The small town on the Canadian side — Stanstead, Quebec — also has American roots, as it was founded by “pioneers from New England in the 1790s,” according to the community on its website.
which includes the historic villages of Beebe Plain, Stanstead Plain and Rock Island, was once “a haven for smugglers and smugglers,” according to the town. “However, the situation improved with the establishment of a customs station in 1821, the first in the Eastern Townships region.”
Today, in Haskell, the reality of being in two countries at the same time brings its own challenges.
The line with tape on the ground was placed to mark the exact border line after a fire led to a dispute between insurance companies over who should pay for compensation, the tour guide explained.
Situation on the border also means that, despite employees’ desire to evade politics, it has become increasingly difficult to do so in recent years.
“Stop,” says a Canadian government border sign for Vermont, which warns potential border crossers that “not everyone is entitled to apply for asylum in Canada” — a reference to the increase in asylum seekers from the USA in recent years.
Another warning sign, which has been translated into several languages, including Russian, Romanian and Haitian Creole, tells people not to hang around the border.
The library’s strategic location also meant it became the involuntary scene of a criminal scheme that sentenced a Canadian to 51 months in prison in 2018 for smuggling more than 100 handguns from Vermont to Quebec.
According to US authorities, some of the weapons were hidden in small backpacks in a trash can in the Haskell bathroom and then recovered and brought to Canada.
While there are many closely monitored, formal border crossings on the land border between the USA and Canada — including one just down the street from the library and opera house — long sections of the 6,416 km (3,987 miles) route are largely unmanned.
On a cold December morning, a Canadian police cruiser recently parked near the Haskell and monitored the border line, but only stopped for a few minutes before leaving.
To get into the building, Canadians can cross the border and head to the front door on the US side. Passports aren’t required — there’s no formal crossing here, after all — but the library urges visitors to expect their movements to be monitored — and to carry an ID just in case.

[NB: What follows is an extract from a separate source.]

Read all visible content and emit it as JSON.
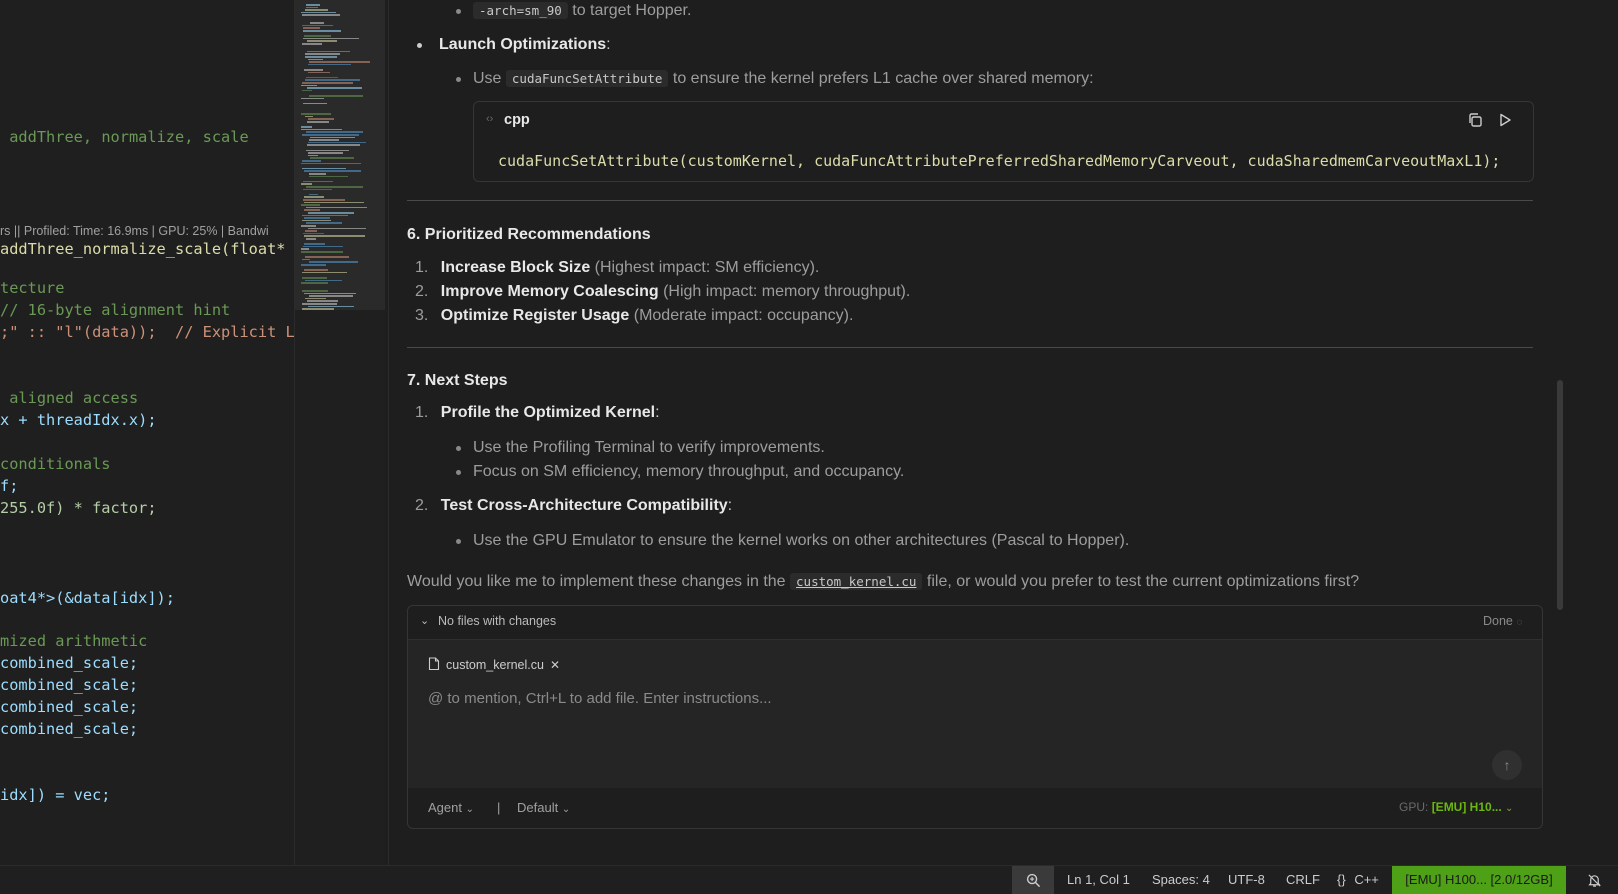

The library itself is not a border crossing, Aube emphasized, and family reunions were banned after relatives who were allowed to be in the USA or Canada — but not in both — arrived by the dozens to eat together in the small room.
“It’s sad because we don’t like doing that,” Aube said of the ban. “We want these people to see their families, but if we want our members who donate to the library to stay open, we need to focus on them.”
Another major challenge is financing and maintenance, as the building is designated as a national historic site and is therefore subject to specific renovation and maintenance rules under both US and Canadian regulations, according to Aube.
And despite its uniqueness, Haskell staff readily admit that, as with other libraries around the world, it’s not as easy to attract visitors as it used to be — particularly after the COVID-19 pandemic forced a months-long closure in 2020 and 2021.
Still, the library hosts weekly fairy tale hours for kids in a bright room full of children’s books, as well as a French-language book club that attracts some American Francophiles, Aube said. The opera house now also organises film screenings.
Several generations of local families still use the library’s services, Aube added, and tourists come back year after year. “Because it’s something special,” she said when asked what draws people to the small library.
And when employees and volunteers put books back on the shelves and gave tours of the building on that day in mid-December, a woman pushed through the front doors with a request.
“I need something to read,” she said.
The answer came a moment later: “You’ve come to the right place.”